Test Strips May Arrive Soon

Annapolis May Soon Offer Test Strips To Detect Fentanyl In CocaineAmidst the growing opioid crisis, Annapolis may soon offer test strips for fentanyl detection. A test kit could be as inexpensive as $1 per unit. The test itself is as easy as sprinkling a little bit of the drug into a cup of water and then putting the strip in the water. One line on the strip means there is fentanyl, two lines means there is none.

The effectiveness of such a plan depends on why fentanyl and cocaine are suddenly linked. If dealers are mixing fentanyl into their cocaine, whether by accident or on purpose, there may be a demand for the test strips if word about them spreads.

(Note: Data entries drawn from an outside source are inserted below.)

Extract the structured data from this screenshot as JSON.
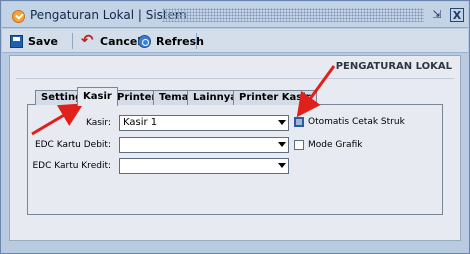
{
  "window": {
    "title": "Pengaturan Lokal | Sistem",
    "restore_glyph": "⇲",
    "close_glyph": "X"
  },
  "toolbar": {
    "save_label": "Save",
    "cancel_label": "Cancel",
    "refresh_label": "Refresh"
  },
  "panel": {
    "title": "PENGATURAN LOKAL"
  },
  "tabs": [
    {
      "label": "Setting",
      "active": false
    },
    {
      "label": "Kasir",
      "active": true
    },
    {
      "label": "Printer",
      "active": false
    },
    {
      "label": "Tema",
      "active": false
    },
    {
      "label": "Lainnya",
      "active": false
    },
    {
      "label": "Printer Kasir",
      "active": false
    }
  ],
  "form": {
    "kasir_label": "Kasir:",
    "kasir_value": "Kasir 1",
    "edc_debit_label": "EDC Kartu Debit:",
    "edc_debit_value": "",
    "edc_kredit_label": "EDC Kartu Kredit:",
    "edc_kredit_value": "",
    "auto_print_label": "Otomatis Cetak Struk",
    "auto_print_checked": false,
    "graphic_mode_label": "Mode Grafik",
    "graphic_mode_checked": false
  },
  "colors": {
    "annotation_arrow": "#e0201a",
    "window_bg": "#b9cbe1",
    "panel_bg": "#e7ebf1"
  }
}
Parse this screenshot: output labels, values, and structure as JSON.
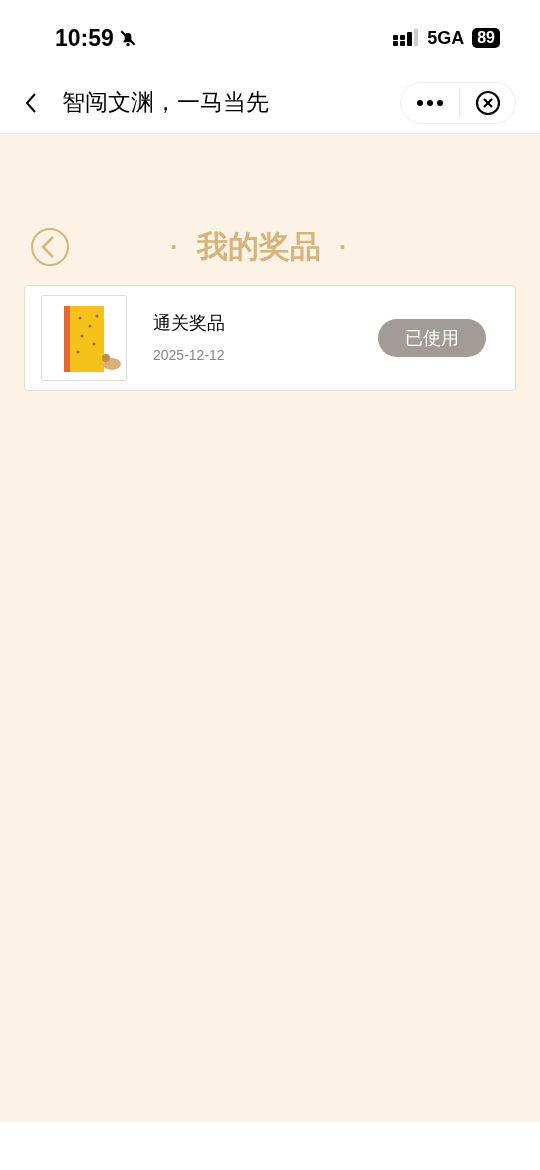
{
  "status_bar": {
    "time": "10:59",
    "network": "5GA",
    "battery": "89"
  },
  "nav": {
    "title": "智闯文渊，一马当先"
  },
  "header": {
    "title": "我的奖品",
    "dot_left": "·",
    "dot_right": "·"
  },
  "prizes": [
    {
      "name": "通关奖品",
      "date": "2025-12-12",
      "status": "已使用",
      "used": true
    }
  ]
}
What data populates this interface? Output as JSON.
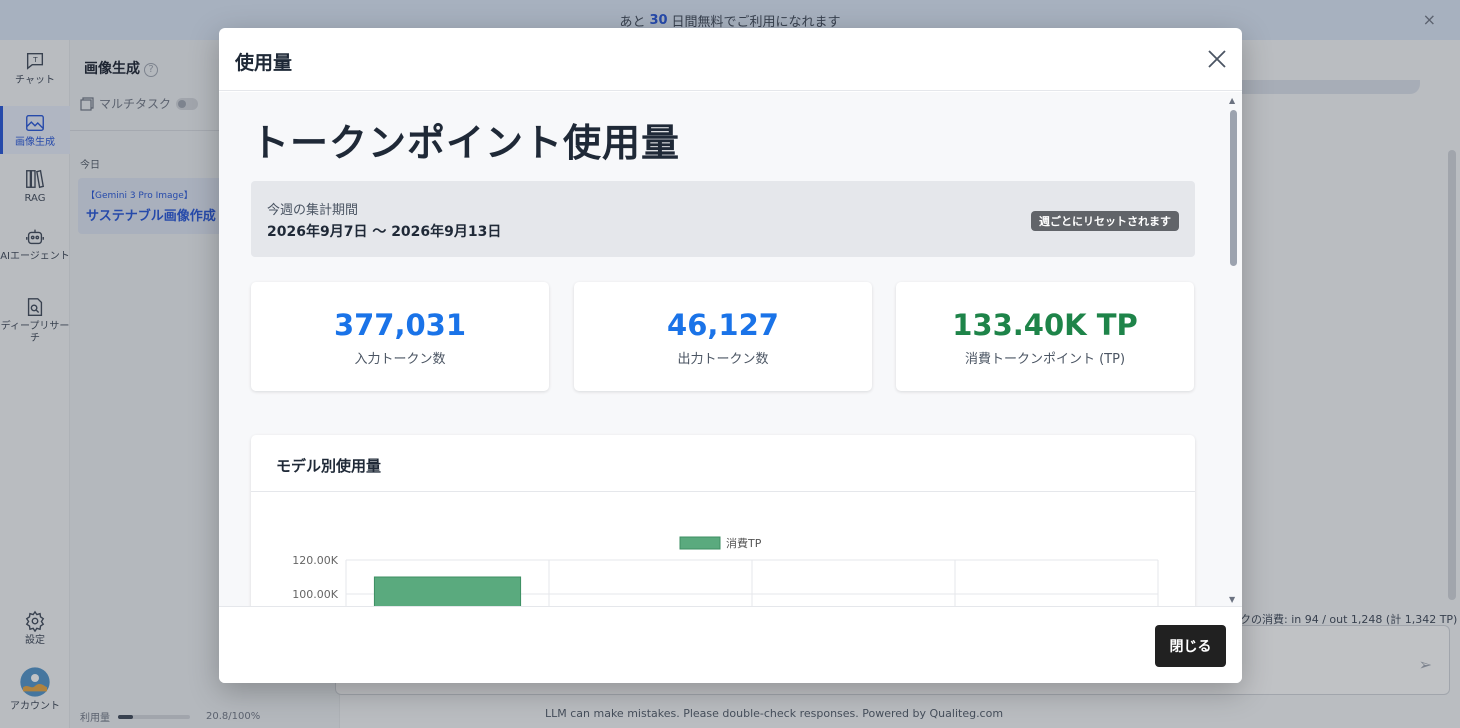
{
  "banner": {
    "prefix": "あと",
    "days": "30",
    "suffix": "日間無料でご利用になれます",
    "close_icon": "×"
  },
  "rail": {
    "items": [
      {
        "label": "チャット",
        "icon": "chat-icon"
      },
      {
        "label": "画像生成",
        "icon": "image-icon"
      },
      {
        "label": "RAG",
        "icon": "books-icon"
      },
      {
        "label": "AIエージェント",
        "icon": "robot-icon"
      },
      {
        "label": "ディープリサーチ",
        "icon": "search-doc-icon"
      }
    ],
    "settings_label": "設定",
    "account_label": "アカウント"
  },
  "history": {
    "title": "画像生成",
    "help": "?",
    "multitask_label": "マルチタスク",
    "today_label": "今日",
    "item_tag": "【Gemini 3 Pro Image】",
    "item_name": "サステナブル画像作成"
  },
  "main": {
    "consumption_text": "クの消費: in 94 / out 1,248 (計 1,342 TP)",
    "send_icon": "➢"
  },
  "bottombar": {
    "usage_label": "利用量",
    "usage_value": "20.8/100%",
    "usage_fraction": 0.208,
    "disclaimer": "LLM can make mistakes. Please double-check responses. Powered by Qualiteg.com"
  },
  "modal": {
    "title": "使用量",
    "heading": "トークンポイント使用量",
    "period_label": "今週の集計期間",
    "period_range": "2026年9月7日 〜 2026年9月13日",
    "reset_badge": "週ごとにリセットされます",
    "stats": [
      {
        "value": "377,031",
        "caption": "入力トークン数",
        "color": "#1a73e8"
      },
      {
        "value": "46,127",
        "caption": "出力トークン数",
        "color": "#1a73e8"
      },
      {
        "value": "133.40K TP",
        "caption": "消費トークンポイント (TP)",
        "color": "#1e8449"
      }
    ],
    "chart_section_title": "モデル別使用量",
    "close_button": "閉じる"
  },
  "chart_data": {
    "type": "bar",
    "series": [
      {
        "name": "消費TP",
        "values": [
          110000,
          null,
          null,
          null
        ],
        "color": "#5aaa7e"
      }
    ],
    "yticks": [
      "120.00K",
      "100.00K"
    ],
    "visible_ylim": [
      100000,
      120000
    ]
  }
}
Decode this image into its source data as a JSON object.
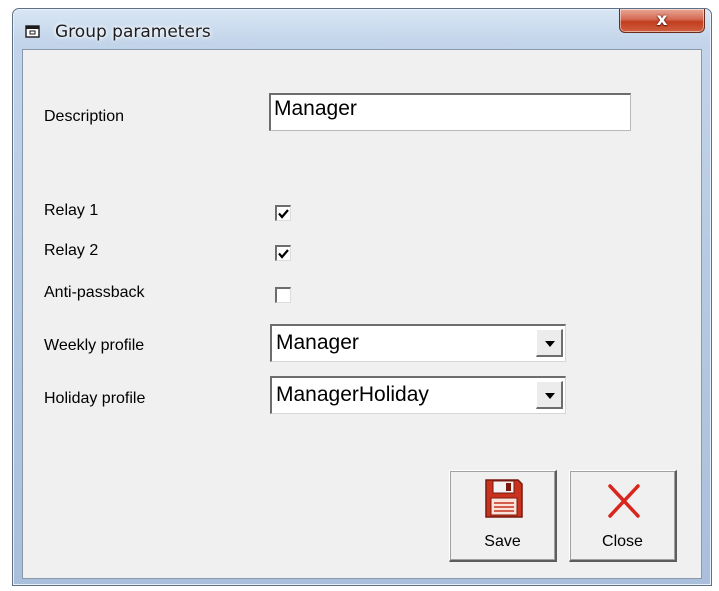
{
  "window": {
    "title": "Group parameters",
    "close_glyph": "x"
  },
  "form": {
    "description": {
      "label": "Description",
      "value": "Manager"
    },
    "relay1": {
      "label": "Relay 1",
      "checked": true
    },
    "relay2": {
      "label": "Relay 2",
      "checked": true
    },
    "antipassback": {
      "label": "Anti-passback",
      "checked": false
    },
    "weekly_profile": {
      "label": "Weekly profile",
      "selected": "Manager"
    },
    "holiday_profile": {
      "label": "Holiday profile",
      "selected": "ManagerHoliday"
    }
  },
  "buttons": {
    "save": {
      "label": "Save",
      "icon": "floppy-disk-icon"
    },
    "close": {
      "label": "Close",
      "icon": "red-x-icon"
    }
  },
  "colors": {
    "close_x": "#d9261c",
    "floppy": "#c8321e",
    "title_close_btn": "#c94a2e"
  }
}
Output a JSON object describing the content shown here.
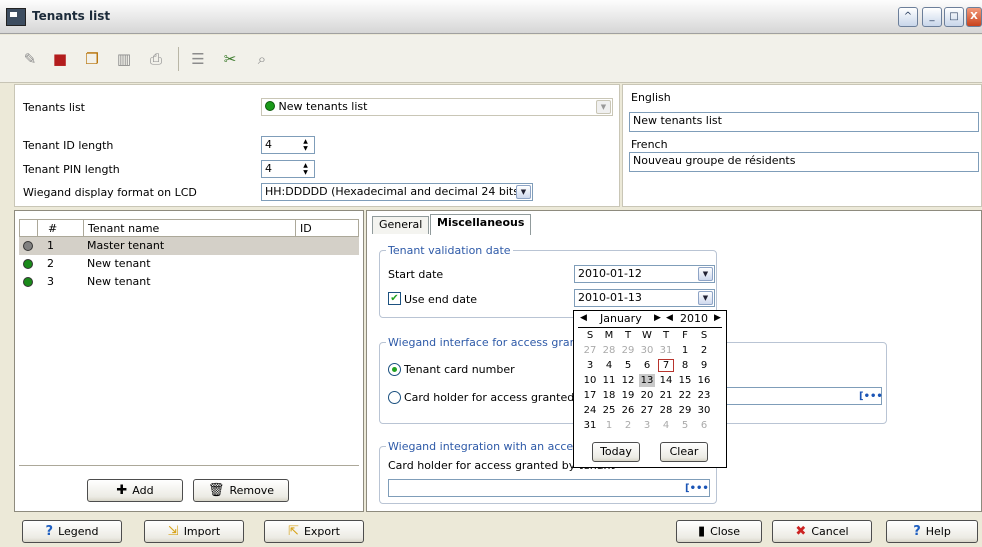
{
  "window": {
    "title": "Tenants list",
    "controls": [
      "^",
      "_",
      "□",
      "X"
    ]
  },
  "toolbar": {
    "icons": [
      "new-icon",
      "save-icon",
      "copy-icon",
      "delete-icon",
      "print-icon",
      "list-icon",
      "tools-icon",
      "find-icon"
    ]
  },
  "properties": {
    "tenants_list_label": "Tenants list",
    "tenants_list_value": "New tenants list",
    "tenant_id_length_label": "Tenant ID length",
    "tenant_id_length_value": "4",
    "tenant_pin_length_label": "Tenant PIN length",
    "tenant_pin_length_value": "4",
    "wiegand_label": "Wiegand display format on LCD",
    "wiegand_value": "HH:DDDDD (Hexadecimal and decimal 24 bits)"
  },
  "languages": {
    "english_label": "English",
    "english_value": "New tenants list",
    "french_label": "French",
    "french_value": "Nouveau groupe de résidents"
  },
  "tenant_list": {
    "columns": [
      "#",
      "Tenant name",
      "ID"
    ],
    "rows": [
      {
        "num": "1",
        "name": "Master tenant",
        "id": "",
        "status_color": "#808080"
      },
      {
        "num": "2",
        "name": "New tenant",
        "id": "",
        "status_color": "#1a8a1a"
      },
      {
        "num": "3",
        "name": "New tenant",
        "id": "",
        "status_color": "#1a8a1a"
      }
    ],
    "add_label": "Add",
    "remove_label": "Remove"
  },
  "tabs": {
    "general": "General",
    "misc": "Miscellaneous"
  },
  "misc": {
    "validation_title": "Tenant validation date",
    "start_date_label": "Start date",
    "start_date_value": "2010-01-12",
    "use_end_date_label": "Use end date",
    "end_date_value": "2010-01-13",
    "wiegand_interface_title": "Wiegand interface for access granted",
    "radio_card_number": "Tenant card number",
    "radio_card_holder": "Card holder for access granted",
    "integration_title": "Wiegand integration with an access cor",
    "card_holder_by_tenant": "Card holder for access granted by tenant"
  },
  "calendar": {
    "month": "January",
    "year": "2010",
    "weekdays": [
      "S",
      "M",
      "T",
      "W",
      "T",
      "F",
      "S"
    ],
    "days": [
      [
        "27",
        "28",
        "29",
        "30",
        "31",
        "1",
        "2"
      ],
      [
        "3",
        "4",
        "5",
        "6",
        "7",
        "8",
        "9"
      ],
      [
        "10",
        "11",
        "12",
        "13",
        "14",
        "15",
        "16"
      ],
      [
        "17",
        "18",
        "19",
        "20",
        "21",
        "22",
        "23"
      ],
      [
        "24",
        "25",
        "26",
        "27",
        "28",
        "29",
        "30"
      ],
      [
        "31",
        "1",
        "2",
        "3",
        "4",
        "5",
        "6"
      ]
    ],
    "today_label": "Today",
    "clear_label": "Clear"
  },
  "bottom": {
    "legend": "Legend",
    "import": "Import",
    "export": "Export",
    "close": "Close",
    "cancel": "Cancel",
    "help": "Help"
  }
}
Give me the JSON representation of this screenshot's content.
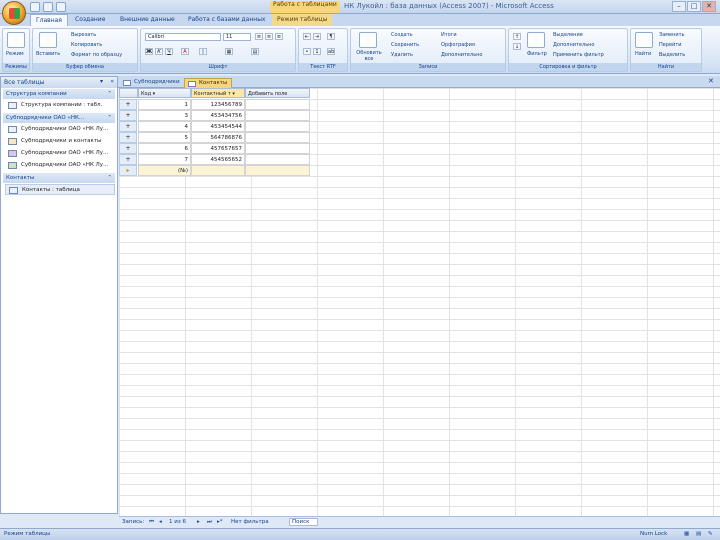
{
  "window": {
    "title": "НК Лукойл : база данных (Access 2007) - Microsoft Access",
    "context_label": "Работа с таблицами",
    "buttons": {
      "minimize": "–",
      "maximize": "□",
      "close": "✕"
    }
  },
  "ribbon_tabs": [
    "Главная",
    "Создание",
    "Внешние данные",
    "Работа с базами данных",
    "Режим таблицы"
  ],
  "ribbon": {
    "groups": [
      "Режимы",
      "Буфер обмена",
      "Шрифт",
      "Текст RTF",
      "Записи",
      "Сортировка и фильтр",
      "Найти"
    ],
    "view": {
      "label": "Режим"
    },
    "clipboard": {
      "paste": "Вставить",
      "cut": "Вырезать",
      "copy": "Копировать",
      "format": "Формат по образцу"
    },
    "font": {
      "name": "Calibri",
      "size": "11"
    },
    "records": {
      "refresh": "Обновить все",
      "new": "Создать",
      "save": "Сохранить",
      "delete": "Удалить",
      "totals": "Итоги",
      "spelling": "Орфография",
      "more": "Дополнительно"
    },
    "sort": {
      "filter": "Фильтр",
      "selection": "Выделение",
      "advanced": "Дополнительно",
      "toggle": "Применить фильтр"
    },
    "find": {
      "find": "Найти",
      "replace": "Заменить",
      "goto": "Перейти",
      "select": "Выделить"
    }
  },
  "nav_pane": {
    "header": "Все таблицы",
    "sections": [
      {
        "title": "Структура компании",
        "items": [
          "Структура компании : табл."
        ]
      },
      {
        "title": "Субподрядчики ОАО «НК…",
        "items": [
          "Субподрядчики ОАО «НК Лу…",
          "Субподрядчики и контакты",
          "Субподрядчики ОАО «НК Лу…",
          "Субподрядчики ОАО «НК Лу…"
        ]
      },
      {
        "title": "Контакты",
        "items": [
          "Контакты : таблица"
        ]
      }
    ]
  },
  "doc_tabs": [
    "Субподрядчики",
    "Контакты"
  ],
  "datasheet": {
    "columns": [
      "Код",
      "Контактный т",
      "Добавить поле"
    ],
    "rows": [
      {
        "code": "1",
        "phone": "123456789"
      },
      {
        "code": "3",
        "phone": "453434756"
      },
      {
        "code": "4",
        "phone": "453454544"
      },
      {
        "code": "5",
        "phone": "564786876"
      },
      {
        "code": "6",
        "phone": "457657657"
      },
      {
        "code": "7",
        "phone": "454565652"
      }
    ],
    "new_row": {
      "code": "(№)",
      "phone": ""
    }
  },
  "record_nav": {
    "label": "Запись:",
    "position": "1 из 6",
    "no_filter": "Нет фильтра",
    "search": "Поиск"
  },
  "status": {
    "left": "Режим таблицы",
    "right": "Num Lock"
  }
}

However, as we have seen, there is scant evidence of widespread cocaine batches laced with fentanyl.

If it is principally users who are mixing the two, then there is no reason to believe there will be demand for a product that tells them what they already know, and cannot tell them how much fentanyl they have mixed in. We should also note that toxicology tests only determine the presence of cocaine and fentanyl in the body of the deceased. It is possible that the addict took the two drugs separately, which would further obviate the use of test strips.

We Should Have Seen This Coming

Test strips for fentanyl may do some good, but the drug problem is much bigger than that, and there are reasons to wonder just how much good it can do. Is someone who tests their drug supply and finds that it contains fentanyl going to get rid of it? It is likely that he or she may find it difficult to resist taking the drug if it means waiting several more hours until they can purchase more. Additionally, they may not have the money on hand to buy another dose. Although using the test strips suggests a level of self-care, those struggling with addiction also tend to lean towards high-risk behaviors.

Another issue is that the strips reveal the presence of fentanyl, but not the concentration. A person who decides to test their drugs has no way of knowing how much fentanyl the dealer mixed with the cocaine and may decide to risk taking the dose anyway.

Lastly, the mere availability of test strips does not guarantee that anyone will want to use them, or even see the need. If a user has already been taking fentanyl, even unknowingly, they may have developed a chemical dependency on the drug. If avoiding fentanyl means going through fentanyl withdrawal, they may see no reason to use the strips.

Treatment Is The Only True Solution

Ultimately, strips that test for fentanyl can have only limited usefulness at best. Even if someone struggling with addiction can use them to avoid taking fentanyl, they still are taking a harmful drug that can do damage on its own.  Any type of drug addiction makes it impossible to lead a normal, healthy life. The only way to make drug use safe, is to not take drugs at all, and that means a long-term addiction treatment plan.

Treatment centers, such as Echo Recovery in Maryland, give people the best hope to beat their addiction and start on the road to recovery. A good rehab center offers treatment, counseling, group therapy and a sponsor or mentor to support a person going through the recovery process. This is the best addiction relapse prevention. Those in Annapolis who require drug detox can contact Echo Recovery for help.

Every individual’s life experience, outlook and future goals are different. A treatment center will adapt their treatment plans to suit the individual. This offers the best chance at recovery, and recovery is the true goal for anyone with addiction problems. A fentanyl test strip is a band aid for a problem far worse than a cut to the skin.